§ **REQUIRED WORK**
Repeat the records word for word, excluding any picture.

[Entries from a dataset of interfaces]
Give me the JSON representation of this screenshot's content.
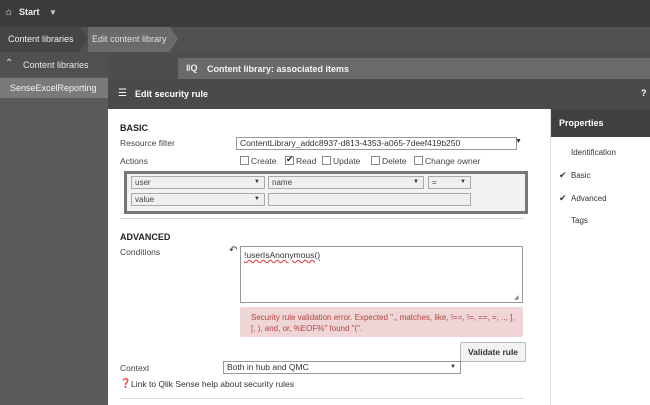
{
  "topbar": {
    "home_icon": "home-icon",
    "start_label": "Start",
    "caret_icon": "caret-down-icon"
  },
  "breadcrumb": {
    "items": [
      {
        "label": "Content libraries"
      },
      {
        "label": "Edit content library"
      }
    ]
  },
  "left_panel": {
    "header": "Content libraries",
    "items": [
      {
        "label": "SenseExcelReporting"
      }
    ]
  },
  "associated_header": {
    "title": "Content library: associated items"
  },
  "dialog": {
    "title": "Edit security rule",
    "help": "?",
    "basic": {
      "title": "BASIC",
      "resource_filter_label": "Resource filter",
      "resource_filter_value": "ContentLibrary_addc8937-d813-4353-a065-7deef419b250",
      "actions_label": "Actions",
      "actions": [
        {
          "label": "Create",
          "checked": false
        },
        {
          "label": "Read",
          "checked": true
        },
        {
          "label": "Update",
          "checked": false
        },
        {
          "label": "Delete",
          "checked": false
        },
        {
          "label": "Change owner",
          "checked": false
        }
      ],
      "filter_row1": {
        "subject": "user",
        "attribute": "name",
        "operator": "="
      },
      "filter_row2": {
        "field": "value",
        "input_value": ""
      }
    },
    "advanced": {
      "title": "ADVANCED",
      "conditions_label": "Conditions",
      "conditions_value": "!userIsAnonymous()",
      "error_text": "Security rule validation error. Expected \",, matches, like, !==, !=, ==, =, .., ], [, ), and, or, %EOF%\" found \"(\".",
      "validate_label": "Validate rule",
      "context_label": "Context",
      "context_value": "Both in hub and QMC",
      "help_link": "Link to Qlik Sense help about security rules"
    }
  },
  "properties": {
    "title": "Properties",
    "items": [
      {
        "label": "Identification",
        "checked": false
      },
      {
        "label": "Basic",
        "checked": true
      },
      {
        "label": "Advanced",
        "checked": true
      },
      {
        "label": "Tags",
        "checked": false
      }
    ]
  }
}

§ **ANSWER TO THE PROBLEM**
Give me the JSON representation of this screenshot's content.
{
  "topbar": {
    "home_icon": "home-icon",
    "start_label": "Start",
    "caret_icon": "caret-down-icon"
  },
  "breadcrumb": {
    "items": [
      {
        "label": "Content libraries"
      },
      {
        "label": "Edit content library"
      }
    ]
  },
  "left_panel": {
    "header": "Content libraries",
    "items": [
      {
        "label": "SenseExcelReporting"
      }
    ]
  },
  "associated_header": {
    "title": "Content library: associated items"
  },
  "dialog": {
    "title": "Edit security rule",
    "help": "?",
    "basic": {
      "title": "BASIC",
      "resource_filter_label": "Resource filter",
      "resource_filter_value": "ContentLibrary_addc8937-d813-4353-a065-7deef419b250",
      "actions_label": "Actions",
      "actions": [
        {
          "label": "Create",
          "checked": false
        },
        {
          "label": "Read",
          "checked": true
        },
        {
          "label": "Update",
          "checked": false
        },
        {
          "label": "Delete",
          "checked": false
        },
        {
          "label": "Change owner",
          "checked": false
        }
      ],
      "filter_row1": {
        "subject": "user",
        "attribute": "name",
        "operator": "="
      },
      "filter_row2": {
        "field": "value",
        "input_value": ""
      }
    },
    "advanced": {
      "title": "ADVANCED",
      "conditions_label": "Conditions",
      "conditions_value": "!userIsAnonymous()",
      "error_text": "Security rule validation error. Expected \",, matches, like, !==, !=, ==, =, .., ], [, ), and, or, %EOF%\" found \"(\".",
      "validate_label": "Validate rule",
      "context_label": "Context",
      "context_value": "Both in hub and QMC",
      "help_link": "Link to Qlik Sense help about security rules"
    }
  },
  "properties": {
    "title": "Properties",
    "items": [
      {
        "label": "Identification",
        "checked": false
      },
      {
        "label": "Basic",
        "checked": true
      },
      {
        "label": "Advanced",
        "checked": true
      },
      {
        "label": "Tags",
        "checked": false
      }
    ]
  }
}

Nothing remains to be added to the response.